Dreamworld trainer’s tragic admission
DREAMWORLD staff had openly discussed among themselves their desire to undertake emergency drills, a Queensland inquest has heard.
Training and compliance officer Amy Crisp told a Queensland Coroners Court inquest into the deaths of four visitors in October 2016 that emergency training was something staff were keen to receive.
"It was something that as operators we talked about wanting," Ms Crisp told the inquest on Wednesday.
"It was just in conversation with other operators that there was an operator that used to work at Movie World and at Movie World they did things like this."
Ms Crisp is just one of several staff to tell the inquest that not only had she not undertaken any emergency drills at Dreamworld she also had no CPR or first-aid training.
She trained a staff member on the Thunder River Rapids Ride on the morning of October 25, 2016, just hours before it malfunctioned and two rafts collided on the ride's conveyor belt.
Cindy Low, Kate Goodchild, her brother Luke Dorsett and his partner Roozi Araghi all died in the tragedy.

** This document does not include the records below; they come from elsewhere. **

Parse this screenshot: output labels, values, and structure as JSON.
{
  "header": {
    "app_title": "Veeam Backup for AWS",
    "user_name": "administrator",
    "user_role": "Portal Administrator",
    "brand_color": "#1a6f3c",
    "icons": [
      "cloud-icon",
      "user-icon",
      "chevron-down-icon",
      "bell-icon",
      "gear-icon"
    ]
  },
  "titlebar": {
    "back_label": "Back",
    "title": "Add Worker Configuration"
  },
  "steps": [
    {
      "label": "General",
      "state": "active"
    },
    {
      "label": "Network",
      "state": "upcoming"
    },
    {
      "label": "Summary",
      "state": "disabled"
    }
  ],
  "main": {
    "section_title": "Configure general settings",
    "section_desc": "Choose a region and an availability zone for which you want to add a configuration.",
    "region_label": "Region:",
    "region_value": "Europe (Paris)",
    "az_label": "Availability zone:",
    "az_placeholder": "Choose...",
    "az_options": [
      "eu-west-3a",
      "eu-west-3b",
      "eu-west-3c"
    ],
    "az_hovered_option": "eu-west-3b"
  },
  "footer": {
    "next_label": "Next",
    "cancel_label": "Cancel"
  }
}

Ms Crisp told the inquest she was aware of a 2014 incident which led to the dismissal of a ride operator but not that two had collided on the conveyor belt in a similar fashion to the fatal incident at that time.
Despite the incident not resulting in a raft flipping, Ms Crisp said having knowledge of the incident would have aided her training of ride operators.
The inquest heard Ms Crisp, who was promoted to a trainer's role as a 20-year-old 12 months after joining the park, received a promotion to become a full-time ride supervisor two months after the 2016 tragedy.
She said she never took part in any internal investigation into the tragedy, only speaking to Dreamworld's lawyers and police about the incident.
The inquest resumes on the Gold Coast at 10am with more staff expected to give evidence.